Both platforms provide robust networking capabilities, including automatic server load balancing and on-premise system connectivity.
4. Resource Management Interfaces
GCP and AWS each offer a command-line interface (CLI) to allow interaction with the services and resources. AWS offers Amazon CLI, whereas Google Cloud Platform provides the Cloud SDK. Each is a cross-platform CLI with binaries for Windows, Linux, and macOS, and each is a unified CLI for all services.
Additionally, Google Cloud Shell in GCP enables you to access the Cloud SDK in your Web browser. Both GCP and AWS also offer Web-based consoles. What’s more, users may build, administer, and monitor their resources via each console.

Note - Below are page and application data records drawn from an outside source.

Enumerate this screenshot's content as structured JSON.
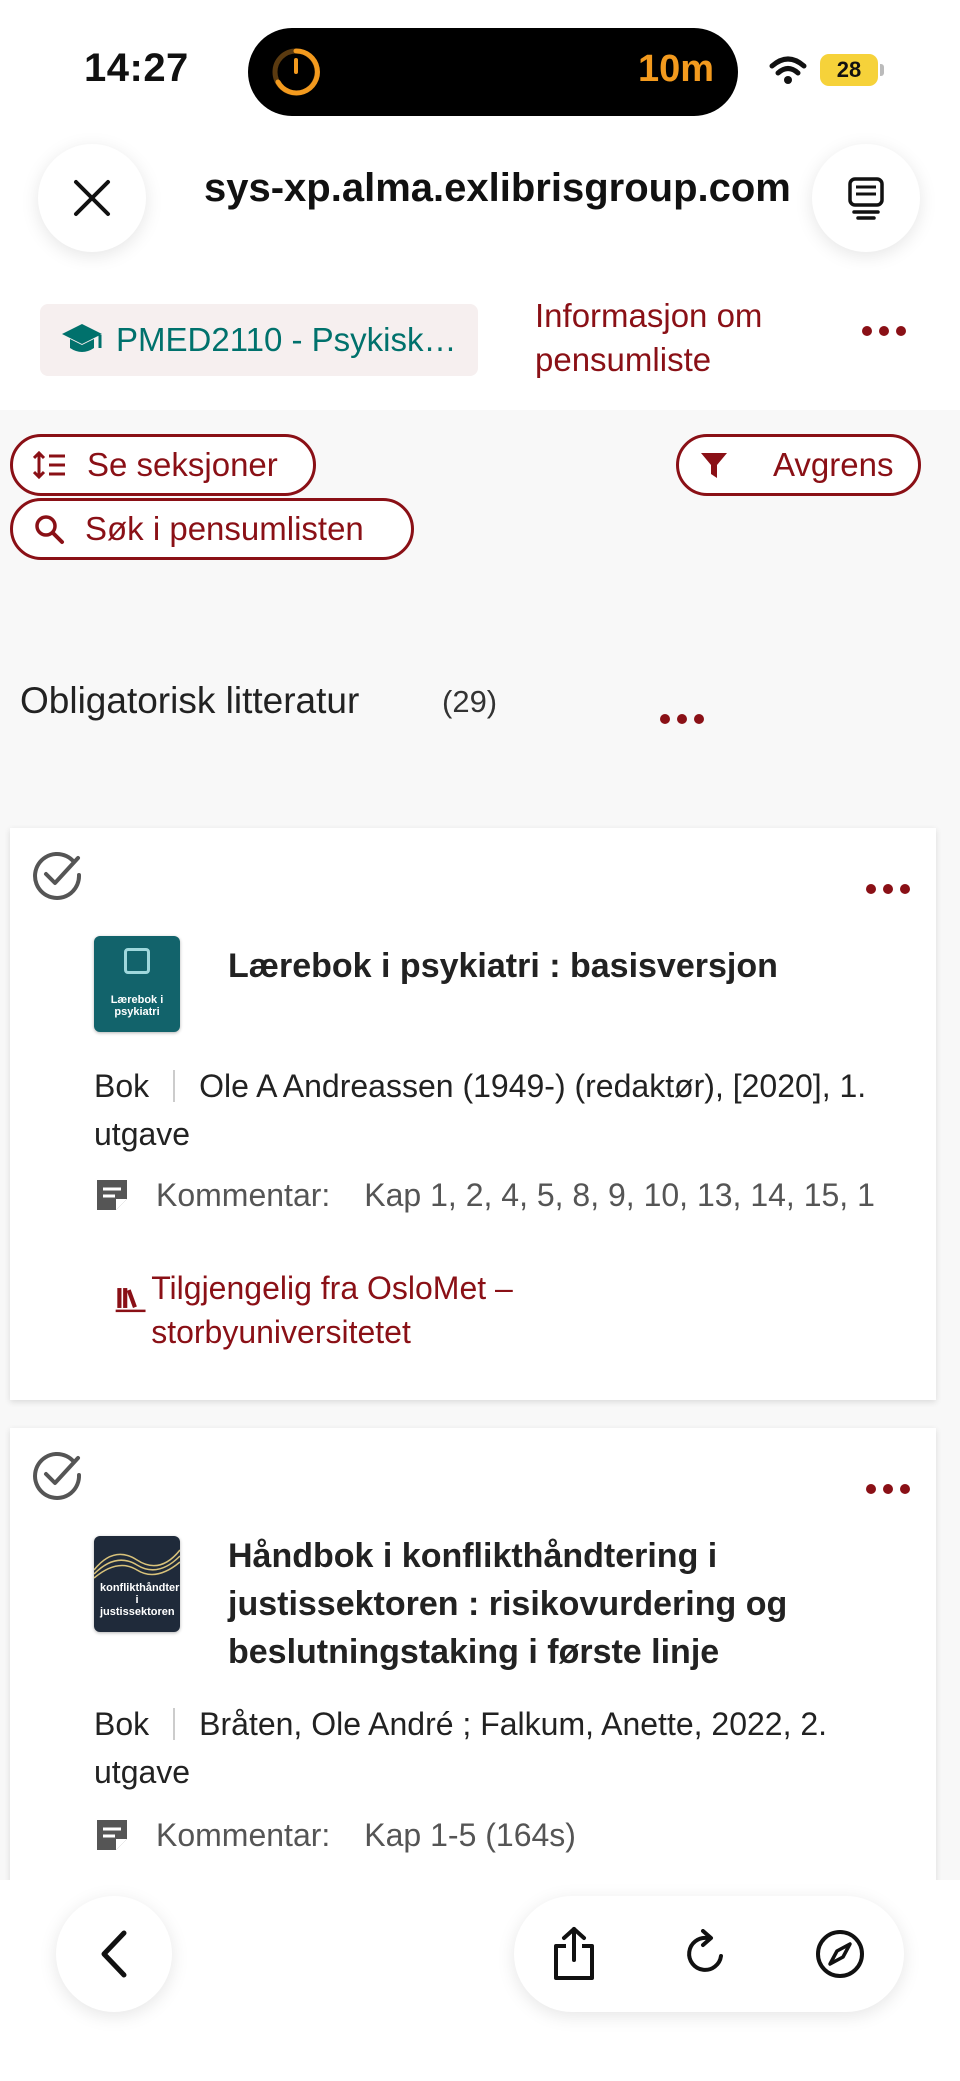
{
  "status_bar": {
    "time": "14:27",
    "activity_timer": "10m",
    "battery": "28"
  },
  "browser": {
    "url": "sys-xp.alma.exlibrisgroup.com"
  },
  "course": {
    "chip_label": "PMED2110 - Psykisk…",
    "info_link": "Informasjon om pensumliste"
  },
  "toolbar": {
    "sections_label": "Se seksjoner",
    "filter_label": "Avgrens",
    "search_label": "Søk i pensumlisten"
  },
  "section": {
    "title": "Obligatorisk litteratur",
    "count": "(29)"
  },
  "items": [
    {
      "title": "Lærebok i psykiatri : basisversjon",
      "cover_text": "Lærebok i psykiatri",
      "type": "Bok",
      "details": "Ole A Andreassen (1949-) (redaktør), [2020], 1. utgave",
      "comment_label": "Kommentar:",
      "comment": "Kap 1, 2, 4, 5, 8, 9, 10, 13, 14, 15, 1",
      "availability": "Tilgjengelig fra OsloMet – storbyuniversitetet"
    },
    {
      "title": "Håndbok i konflikthåndtering i justissektoren : risikovurdering og beslutningstaking i første linje",
      "cover_text": "konflikthåndtering i justissektoren",
      "type": "Bok",
      "details": "Bråten, Ole André ; Falkum, Anette, 2022, 2. utgave",
      "comment_label": "Kommentar:",
      "comment": "Kap 1-5 (164s)"
    }
  ],
  "colors": {
    "accent": "#8a1016",
    "teal": "#00716c",
    "timer": "#f39a1e",
    "battery": "#f6d23a"
  },
  "icons": [
    "close-icon",
    "tabs-icon",
    "graduation-cap-icon",
    "sort-icon",
    "filter-icon",
    "search-icon",
    "check-circle-icon",
    "comment-icon",
    "library-icon",
    "back-icon",
    "share-icon",
    "reload-icon",
    "compass-icon"
  ]
}
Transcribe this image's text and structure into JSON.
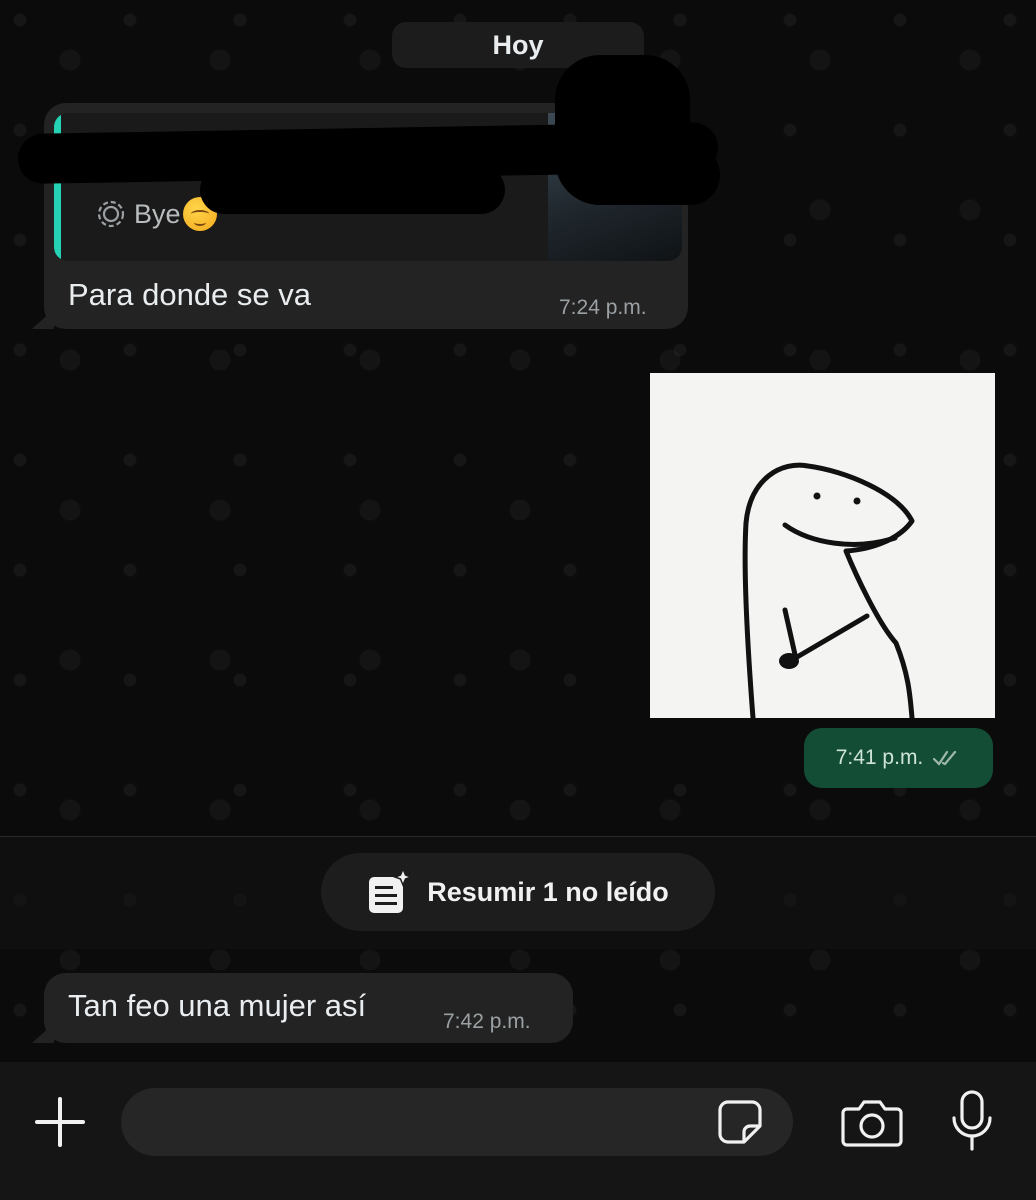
{
  "chat": {
    "date_label": "Hoy",
    "messages": [
      {
        "direction": "incoming",
        "reply_quote": {
          "status_text": "Bye"
        },
        "text": "Para donde se va",
        "time": "7:24 p.m."
      },
      {
        "direction": "outgoing",
        "type": "sticker",
        "time": "7:41 p.m.",
        "read_status": "read-double-check"
      },
      {
        "direction": "incoming",
        "text": "Tan feo una mujer así",
        "time": "7:42 p.m."
      }
    ],
    "summarize_button": {
      "label": "Resumir 1 no leído"
    }
  },
  "composer": {
    "input_value": "",
    "placeholder": "",
    "icons": [
      "plus-icon",
      "sticker-icon",
      "camera-icon",
      "microphone-icon"
    ]
  },
  "colors": {
    "background": "#0b0b0b",
    "incoming_bubble": "#232323",
    "outgoing_bubble": "#134d36",
    "quote_accent": "#25d3b4"
  }
}
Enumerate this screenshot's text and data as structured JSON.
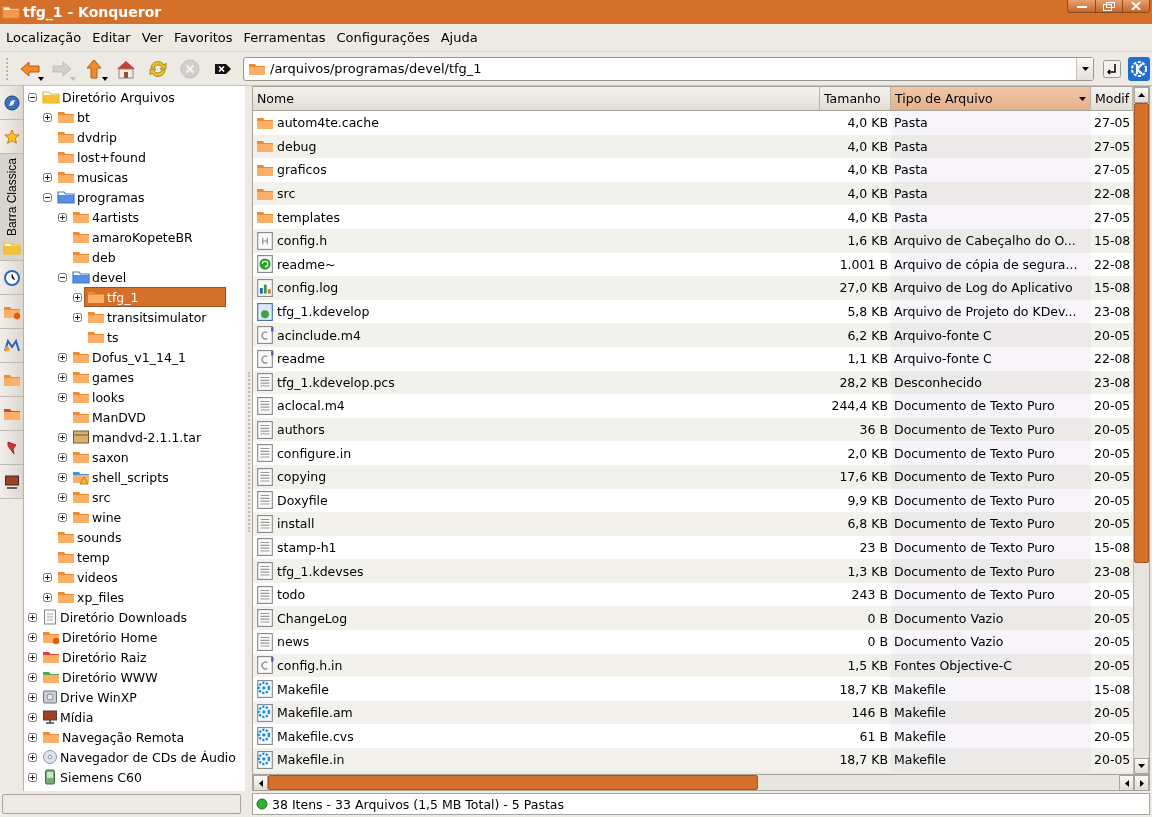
{
  "window": {
    "title": "tfg_1 - Konqueror"
  },
  "menu": [
    "Localização",
    "Editar",
    "Ver",
    "Favoritos",
    "Ferramentas",
    "Configurações",
    "Ajuda"
  ],
  "toolbar": [
    {
      "kind": "back",
      "disabled": false,
      "menu": true
    },
    {
      "kind": "forward",
      "disabled": true,
      "menu": true
    },
    {
      "kind": "up",
      "disabled": false,
      "menu": true
    },
    {
      "kind": "home",
      "disabled": false,
      "menu": false
    },
    {
      "kind": "reload",
      "disabled": false,
      "menu": false
    },
    {
      "kind": "stop",
      "disabled": true,
      "menu": false
    },
    {
      "kind": "clear",
      "disabled": false,
      "menu": false
    }
  ],
  "location": {
    "value": "/arquivos/programas/devel/tfg_1"
  },
  "sidebar_tabs": [
    {
      "kind": "navigation",
      "selected": false
    },
    {
      "kind": "bookmarks",
      "selected": false
    },
    {
      "kind": "folder",
      "selected": true,
      "label": "Barra Classica"
    },
    {
      "kind": "history",
      "selected": false
    },
    {
      "kind": "home",
      "selected": false
    },
    {
      "kind": "media",
      "selected": false
    },
    {
      "kind": "network",
      "selected": false
    },
    {
      "kind": "root",
      "selected": false
    },
    {
      "kind": "services",
      "selected": false
    },
    {
      "kind": "devices",
      "selected": false
    }
  ],
  "tree": [
    {
      "label": "Diretório Arquivos",
      "kind": "yellow-open",
      "expanded": true,
      "selected": false,
      "children": [
        {
          "label": "bt",
          "kind": "folder",
          "expanded": false,
          "selected": false
        },
        {
          "label": "dvdrip",
          "kind": "folder",
          "selected": false
        },
        {
          "label": "lost+found",
          "kind": "folder",
          "selected": false
        },
        {
          "label": "musicas",
          "kind": "folder",
          "expanded": false,
          "selected": false
        },
        {
          "label": "programas",
          "kind": "blue-open",
          "expanded": true,
          "selected": false,
          "children": [
            {
              "label": "4artists",
              "kind": "folder",
              "expanded": false,
              "selected": false
            },
            {
              "label": "amaroKopeteBR",
              "kind": "folder",
              "selected": false
            },
            {
              "label": "deb",
              "kind": "folder",
              "selected": false
            },
            {
              "label": "devel",
              "kind": "blue-open",
              "expanded": true,
              "selected": false,
              "children": [
                {
                  "label": "tfg_1",
                  "kind": "folder",
                  "expanded": false,
                  "selected": true
                },
                {
                  "label": "transitsimulator",
                  "kind": "folder",
                  "expanded": false,
                  "selected": false
                },
                {
                  "label": "ts",
                  "kind": "folder",
                  "selected": false
                }
              ]
            },
            {
              "label": "Dofus_v1_14_1",
              "kind": "folder",
              "expanded": false,
              "selected": false
            },
            {
              "label": "games",
              "kind": "folder",
              "expanded": false,
              "selected": false
            },
            {
              "label": "looks",
              "kind": "folder",
              "expanded": false,
              "selected": false
            },
            {
              "label": "ManDVD",
              "kind": "folder",
              "selected": false
            },
            {
              "label": "mandvd-2.1.1.tar",
              "kind": "archive",
              "expanded": false,
              "selected": false
            },
            {
              "label": "saxon",
              "kind": "folder",
              "expanded": false,
              "selected": false
            },
            {
              "label": "shell_scripts",
              "kind": "script-folder",
              "expanded": false,
              "selected": false
            },
            {
              "label": "src",
              "kind": "folder",
              "expanded": false,
              "selected": false
            },
            {
              "label": "wine",
              "kind": "folder",
              "expanded": false,
              "selected": false
            }
          ]
        },
        {
          "label": "sounds",
          "kind": "folder",
          "selected": false
        },
        {
          "label": "temp",
          "kind": "folder",
          "selected": false
        },
        {
          "label": "videos",
          "kind": "folder",
          "expanded": false,
          "selected": false
        },
        {
          "label": "xp_files",
          "kind": "folder",
          "expanded": false,
          "selected": false
        }
      ]
    },
    {
      "label": "Diretório Downloads",
      "kind": "document",
      "expanded": false,
      "selected": false
    },
    {
      "label": "Diretório Home",
      "kind": "home-folder",
      "expanded": false,
      "selected": false
    },
    {
      "label": "Diretório Raiz",
      "kind": "red-folder",
      "expanded": false,
      "selected": false
    },
    {
      "label": "Diretório WWW",
      "kind": "green-folder",
      "expanded": false,
      "selected": false
    },
    {
      "label": "Drive WinXP",
      "kind": "drive",
      "expanded": false,
      "selected": false
    },
    {
      "label": "Mídia",
      "kind": "monitor",
      "expanded": false,
      "selected": false
    },
    {
      "label": "Navegação Remota",
      "kind": "folder",
      "expanded": false,
      "selected": false
    },
    {
      "label": "Navegador de CDs de Áudio",
      "kind": "cd",
      "expanded": false,
      "selected": false
    },
    {
      "label": "Siemens C60",
      "kind": "phone",
      "expanded": false,
      "selected": false
    }
  ],
  "table": {
    "columns": [
      {
        "label": "Nome",
        "sorted": false
      },
      {
        "label": "Tamanho",
        "sorted": false
      },
      {
        "label": "Tipo de Arquivo",
        "sorted": true
      },
      {
        "label": "Modif",
        "sorted": false
      }
    ],
    "rows": [
      {
        "kind": "folder",
        "name": "autom4te.cache",
        "size": "4,0 KB",
        "type": "Pasta",
        "date": "27-05"
      },
      {
        "kind": "folder",
        "name": "debug",
        "size": "4,0 KB",
        "type": "Pasta",
        "date": "27-05"
      },
      {
        "kind": "folder",
        "name": "graficos",
        "size": "4,0 KB",
        "type": "Pasta",
        "date": "27-05"
      },
      {
        "kind": "folder",
        "name": "src",
        "size": "4,0 KB",
        "type": "Pasta",
        "date": "22-08"
      },
      {
        "kind": "folder",
        "name": "templates",
        "size": "4,0 KB",
        "type": "Pasta",
        "date": "27-05"
      },
      {
        "kind": "header",
        "name": "config.h",
        "size": "1,6 KB",
        "type": "Arquivo de Cabeçalho do O...",
        "date": "15-08"
      },
      {
        "kind": "backup",
        "name": "readme~",
        "size": "1.001 B",
        "type": "Arquivo de cópia de segura...",
        "date": "22-08"
      },
      {
        "kind": "log",
        "name": "config.log",
        "size": "27,0 KB",
        "type": "Arquivo de Log do Aplicativo",
        "date": "15-08"
      },
      {
        "kind": "project",
        "name": "tfg_1.kdevelop",
        "size": "5,8 KB",
        "type": "Arquivo de Projeto do KDev...",
        "date": "23-08"
      },
      {
        "kind": "csource",
        "name": "acinclude.m4",
        "size": "6,2 KB",
        "type": "Arquivo-fonte C",
        "date": "20-05"
      },
      {
        "kind": "csource",
        "name": "readme",
        "size": "1,1 KB",
        "type": "Arquivo-fonte C",
        "date": "22-08"
      },
      {
        "kind": "text",
        "name": "tfg_1.kdevelop.pcs",
        "size": "28,2 KB",
        "type": "Desconhecido",
        "date": "23-08"
      },
      {
        "kind": "text",
        "name": "aclocal.m4",
        "size": "244,4 KB",
        "type": "Documento de Texto Puro",
        "date": "20-05"
      },
      {
        "kind": "text",
        "name": "authors",
        "size": "36 B",
        "type": "Documento de Texto Puro",
        "date": "20-05"
      },
      {
        "kind": "text",
        "name": "configure.in",
        "size": "2,0 KB",
        "type": "Documento de Texto Puro",
        "date": "20-05"
      },
      {
        "kind": "text",
        "name": "copying",
        "size": "17,6 KB",
        "type": "Documento de Texto Puro",
        "date": "20-05"
      },
      {
        "kind": "text",
        "name": "Doxyfile",
        "size": "9,9 KB",
        "type": "Documento de Texto Puro",
        "date": "20-05"
      },
      {
        "kind": "text",
        "name": "install",
        "size": "6,8 KB",
        "type": "Documento de Texto Puro",
        "date": "20-05"
      },
      {
        "kind": "text",
        "name": "stamp-h1",
        "size": "23 B",
        "type": "Documento de Texto Puro",
        "date": "15-08"
      },
      {
        "kind": "text",
        "name": "tfg_1.kdevses",
        "size": "1,3 KB",
        "type": "Documento de Texto Puro",
        "date": "23-08"
      },
      {
        "kind": "text",
        "name": "todo",
        "size": "243 B",
        "type": "Documento de Texto Puro",
        "date": "20-05"
      },
      {
        "kind": "text",
        "name": "ChangeLog",
        "size": "0 B",
        "type": "Documento Vazio",
        "date": "20-05"
      },
      {
        "kind": "text",
        "name": "news",
        "size": "0 B",
        "type": "Documento Vazio",
        "date": "20-05"
      },
      {
        "kind": "csource",
        "name": "config.h.in",
        "size": "1,5 KB",
        "type": "Fontes Objective-C",
        "date": "20-05"
      },
      {
        "kind": "makefile",
        "name": "Makefile",
        "size": "18,7 KB",
        "type": "Makefile",
        "date": "15-08"
      },
      {
        "kind": "makefile",
        "name": "Makefile.am",
        "size": "146 B",
        "type": "Makefile",
        "date": "20-05"
      },
      {
        "kind": "makefile",
        "name": "Makefile.cvs",
        "size": "61 B",
        "type": "Makefile",
        "date": "20-05"
      },
      {
        "kind": "makefile",
        "name": "Makefile.in",
        "size": "18,7 KB",
        "type": "Makefile",
        "date": "20-05"
      }
    ]
  },
  "status_bar": {
    "text": "38 Itens - 33 Arquivos (1,5 MB Total) - 5 Pastas"
  }
}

Pricing is one area where these two market leaders do not differ significantly. AWS operates on a pay-as-you-go model, charging customers per hour—even if they only use one minute of it. Google Cloud uses a real-time pricing model.
Many experts advise enterprises to evaluate their public cloud needs on an individual basis and complement specific applications and workloads with the vendor that provides the best fit for their requirements. Each of the leading vendors has distinct qualities and flaws that make them an excellent choice for specific projects.
Google Cloud Platform: Pros and Cons
|Excellent compatibility with other Google services||The majority of its components are based on Google proprietary technology; there is no real control over Virtual Machines|
|Fast I/O||Programming languages are scarce|
|Facilitates easy collaboration||Fewer features compared to AWS|
|Excellent data analytics and storage||Small and difficult components to start|
|Adjustable pricing||Compared to AWS, has fewer global data centers|
|Offers a better UI, hence improving user experience|
|Good portability, and integration with open source|
Amazon Web Services: Pros and Cons
|Provide centralized billing and management||The AWS deployment process is difficult and time-consuming, taking up to 15 to 20 minutes for a simple website|
|Hybrid capabilities||For startups without a strong technical background, AWS is not the best choice|
|A wide range of infrastructure applications||In AWS, launching multiple app instances is difficult|
|Highly flexible||Cost prohibitive|
|Transition is simple for users with existing digital infrastructure|
|Frequently maintained and updated|
|Support available for large enterprises|
GCP vs. AWS: 6 Must-Know Facts
- AWS volume sizes range from 500 GB to 16 TB, while those of Google Cloud from 1 GB to 64 TB.
- In contrast to AWS, which transmits data in a general format, Google Cloud Services transmit data in a fully encrypted format.
- AWS utilizes Cloud DNS, whereas Google Cloud Platform uses Amazon Route 53 as its DNS. Additionally, both platforms use the SSE 256-bit AES encryption algorithm.
- In AWS, Iaas (Infrastructure as a Service) is offered using Amazon Elastic Compute Cloud. GCP uses Google Compute Engine to provide this service.
- Google Cloud uses both Docker and Kubernetes, whereas AWS uses Kubernetes.
- Google Cloud is a collection of Google’s public cloud computing services and resources, whereas AWS is an Amazon-developed and managed secure cloud service.
GCP vs. AWS: Which One Should You Use?
Both GCP and AWS are excellent platforms. So, before making a decision, you should understand what type of feature your organization requires and how much you are willing to pay for it. Remember that the right cloud service provider can help you achieve your business goals by improving your organization’s functioning.
Also, keep in mind that a combination of two or three cloud service providers may be the solution. According to a 2022 report, 89% of organizations have a multi-cloud strategy, with 80% opting for a hybrid solution (combining private and public clouds).
Ultimately, the winner of this GCP vs. AWS comparison will depend on your needs and preferences. However, since Amazon Web Services is the market leader when it comes to reliability and features, our vote will tilt toward them.